[Items from an interface collection]
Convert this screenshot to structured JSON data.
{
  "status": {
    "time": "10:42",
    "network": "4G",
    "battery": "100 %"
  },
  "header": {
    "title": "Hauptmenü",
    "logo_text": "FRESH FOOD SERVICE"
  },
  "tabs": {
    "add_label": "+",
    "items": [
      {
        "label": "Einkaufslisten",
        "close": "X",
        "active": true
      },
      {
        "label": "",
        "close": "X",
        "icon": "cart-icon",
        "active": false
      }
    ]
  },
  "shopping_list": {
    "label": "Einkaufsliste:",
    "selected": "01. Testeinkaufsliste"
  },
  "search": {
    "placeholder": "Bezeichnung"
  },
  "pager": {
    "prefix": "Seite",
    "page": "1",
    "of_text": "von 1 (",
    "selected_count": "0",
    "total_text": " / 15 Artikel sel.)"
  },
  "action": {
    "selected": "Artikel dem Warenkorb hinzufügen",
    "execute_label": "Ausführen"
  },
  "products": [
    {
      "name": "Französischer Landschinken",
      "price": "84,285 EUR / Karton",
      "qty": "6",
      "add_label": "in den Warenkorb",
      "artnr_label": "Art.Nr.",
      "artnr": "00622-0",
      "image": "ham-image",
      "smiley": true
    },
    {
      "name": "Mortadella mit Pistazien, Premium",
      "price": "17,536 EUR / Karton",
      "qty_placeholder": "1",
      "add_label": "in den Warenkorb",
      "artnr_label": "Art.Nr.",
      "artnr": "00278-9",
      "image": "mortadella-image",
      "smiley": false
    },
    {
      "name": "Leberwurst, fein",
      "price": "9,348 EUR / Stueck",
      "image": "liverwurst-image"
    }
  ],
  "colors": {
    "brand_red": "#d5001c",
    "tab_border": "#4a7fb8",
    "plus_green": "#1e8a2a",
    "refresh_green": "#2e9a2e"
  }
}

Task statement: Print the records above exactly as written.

Result of this exercise:
Convert this screenshot to structured JSON data.
{
  "status": {
    "time": "10:42",
    "network": "4G",
    "battery": "100 %"
  },
  "header": {
    "title": "Hauptmenü",
    "logo_text": "FRESH FOOD SERVICE"
  },
  "tabs": {
    "add_label": "+",
    "items": [
      {
        "label": "Einkaufslisten",
        "close": "X",
        "active": true
      },
      {
        "label": "",
        "close": "X",
        "icon": "cart-icon",
        "active": false
      }
    ]
  },
  "shopping_list": {
    "label": "Einkaufsliste:",
    "selected": "01. Testeinkaufsliste"
  },
  "search": {
    "placeholder": "Bezeichnung"
  },
  "pager": {
    "prefix": "Seite",
    "page": "1",
    "of_text": "von 1 (",
    "selected_count": "0",
    "total_text": " / 15 Artikel sel.)"
  },
  "action": {
    "selected": "Artikel dem Warenkorb hinzufügen",
    "execute_label": "Ausführen"
  },
  "products": [
    {
      "name": "Französischer Landschinken",
      "price": "84,285 EUR / Karton",
      "qty": "6",
      "add_label": "in den Warenkorb",
      "artnr_label": "Art.Nr.",
      "artnr": "00622-0",
      "image": "ham-image",
      "smiley": true
    },
    {
      "name": "Mortadella mit Pistazien, Premium",
      "price": "17,536 EUR / Karton",
      "qty_placeholder": "1",
      "add_label": "in den Warenkorb",
      "artnr_label": "Art.Nr.",
      "artnr": "00278-9",
      "image": "mortadella-image",
      "smiley": false
    },
    {
      "name": "Leberwurst, fein",
      "price": "9,348 EUR / Stueck",
      "image": "liverwurst-image"
    }
  ],
  "colors": {
    "brand_red": "#d5001c",
    "tab_border": "#4a7fb8",
    "plus_green": "#1e8a2a",
    "refresh_green": "#2e9a2e"
  }
}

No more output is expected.